A marketing plan is a key component to any business’s success. It defines who we are, where we are, where we’re planning to go, how we’re going to get there and how much the journey will cost. It tells us where work is going to come from and spells out what we’re going to do to attract a consistent stream of work, what our targets will be and how much we’re going to spend to reach those targets.
A marketing plan generally comprises 30 percent of an overall business plan. Business plan? What’s a business plan? Most collision repair facilities don’t have either a business plan or a marketing plan because they’re intimidated by business planning in general. But building a marketing plan is a great place to start.
“Build a marketing plan? Why bother? I’ve got my marketing plan right up here,” a shop owner might say, pointing to his head.
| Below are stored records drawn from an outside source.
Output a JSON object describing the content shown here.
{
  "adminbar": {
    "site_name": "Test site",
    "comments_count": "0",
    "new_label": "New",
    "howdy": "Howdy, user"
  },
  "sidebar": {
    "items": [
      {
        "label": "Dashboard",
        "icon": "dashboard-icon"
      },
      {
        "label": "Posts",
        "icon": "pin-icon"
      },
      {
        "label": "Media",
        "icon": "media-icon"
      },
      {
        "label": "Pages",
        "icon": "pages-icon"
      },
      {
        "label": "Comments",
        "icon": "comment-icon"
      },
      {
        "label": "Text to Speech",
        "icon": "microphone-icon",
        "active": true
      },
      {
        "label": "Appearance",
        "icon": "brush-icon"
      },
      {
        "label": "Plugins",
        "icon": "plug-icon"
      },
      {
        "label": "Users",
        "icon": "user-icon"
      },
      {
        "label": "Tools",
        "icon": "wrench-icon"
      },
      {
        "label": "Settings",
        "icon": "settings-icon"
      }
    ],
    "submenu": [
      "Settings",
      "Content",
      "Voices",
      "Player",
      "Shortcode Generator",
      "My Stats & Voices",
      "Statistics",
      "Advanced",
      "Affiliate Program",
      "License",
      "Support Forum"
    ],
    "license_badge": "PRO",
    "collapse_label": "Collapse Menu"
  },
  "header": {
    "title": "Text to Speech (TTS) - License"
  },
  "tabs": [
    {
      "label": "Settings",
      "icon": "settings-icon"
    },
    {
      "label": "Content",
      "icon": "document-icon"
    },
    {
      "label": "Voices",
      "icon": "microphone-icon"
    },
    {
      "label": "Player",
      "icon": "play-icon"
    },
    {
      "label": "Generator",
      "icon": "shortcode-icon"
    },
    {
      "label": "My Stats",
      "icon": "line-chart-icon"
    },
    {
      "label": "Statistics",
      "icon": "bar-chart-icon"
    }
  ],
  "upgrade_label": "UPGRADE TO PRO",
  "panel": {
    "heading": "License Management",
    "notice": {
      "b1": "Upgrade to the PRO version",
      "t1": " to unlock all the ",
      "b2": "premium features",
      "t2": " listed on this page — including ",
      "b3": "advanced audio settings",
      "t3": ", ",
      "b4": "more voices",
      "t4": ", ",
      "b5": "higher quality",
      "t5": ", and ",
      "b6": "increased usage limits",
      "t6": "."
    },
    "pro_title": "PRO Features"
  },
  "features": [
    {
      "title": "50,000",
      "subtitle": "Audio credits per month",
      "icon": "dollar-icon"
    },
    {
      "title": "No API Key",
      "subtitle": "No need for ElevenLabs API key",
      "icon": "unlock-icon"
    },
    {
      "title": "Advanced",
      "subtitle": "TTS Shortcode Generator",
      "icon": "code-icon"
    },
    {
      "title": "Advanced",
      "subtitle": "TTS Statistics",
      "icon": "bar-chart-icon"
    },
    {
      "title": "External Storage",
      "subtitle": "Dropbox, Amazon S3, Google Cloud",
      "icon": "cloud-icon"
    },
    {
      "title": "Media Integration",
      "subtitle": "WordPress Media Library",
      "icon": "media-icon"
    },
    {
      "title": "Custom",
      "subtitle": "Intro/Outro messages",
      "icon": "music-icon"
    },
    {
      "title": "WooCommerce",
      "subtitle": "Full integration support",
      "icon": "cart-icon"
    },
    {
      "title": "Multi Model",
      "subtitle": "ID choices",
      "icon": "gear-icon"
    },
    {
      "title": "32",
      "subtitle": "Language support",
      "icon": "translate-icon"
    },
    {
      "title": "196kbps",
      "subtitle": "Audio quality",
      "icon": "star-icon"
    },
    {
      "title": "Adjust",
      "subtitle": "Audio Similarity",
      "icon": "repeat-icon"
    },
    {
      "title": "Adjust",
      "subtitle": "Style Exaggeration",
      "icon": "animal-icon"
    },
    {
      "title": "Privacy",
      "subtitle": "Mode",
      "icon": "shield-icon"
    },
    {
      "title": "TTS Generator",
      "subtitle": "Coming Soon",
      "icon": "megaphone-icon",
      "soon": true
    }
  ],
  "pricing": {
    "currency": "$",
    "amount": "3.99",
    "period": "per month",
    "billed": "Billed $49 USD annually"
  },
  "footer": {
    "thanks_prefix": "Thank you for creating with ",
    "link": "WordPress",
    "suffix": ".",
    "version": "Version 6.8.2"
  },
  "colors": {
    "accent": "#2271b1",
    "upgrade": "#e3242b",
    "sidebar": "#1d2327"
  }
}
While that’s common, it’s not as effective as a written marketing plan.
Many view the process of building a marketing plan as too difficult, too complex and too time-consuming. But creating one need not be complicated. The tough part is getting started, then sticking with it. An effective and simple marketing plan has five components (listed in the order in which they should be created):
1. Value proposition
2. Current circumstances
3. Goals and objectives
4. Critical Operating Tasks (COTs) and tactics
5. Financial implications.
Value proposition: A statement of what your business is all about. Why do customers buy from you and how are you different than your competition? Some refer to this as a mission statement or determining your USP or unique selling proposition. This is an important document as all marketing decisions will be measured by how they conform to your value proposition.
Current circumstances: This is a summary of what you’re doing now and how well those things are working. Where is your work coming from now? What marketing tools are currently being used? What’s being spent on marketing now?
Goals and objectives: What new markets would you like to reach? Would you like to grow business in a geographical area or add a DRP? Perhaps you would like to reduce dependence on a DRP or grow additional customer referral business?
COTs and tactics: COTs are what we’re going to do to achieve our goals and objectives. Tactics spell out how we’ll achieve the COTs, who will do them and when they’ll be done. Each goal may have multiple COTs and each COT may have multiple tactics.
Financial implications: We need to budget for marketing. How much will we spend and what will be the impact of those expenditures? What key performance indicators (KPIs) will we watch to see if we’ve achieved our goals?
Hank Nunn is the president of H W Nunn & Associates, a collision industry consulting company. Hank is the Sales and Marketing Manager and Facilitator for DuPont SMART Seminar series. Hank may be contacted at [email protected]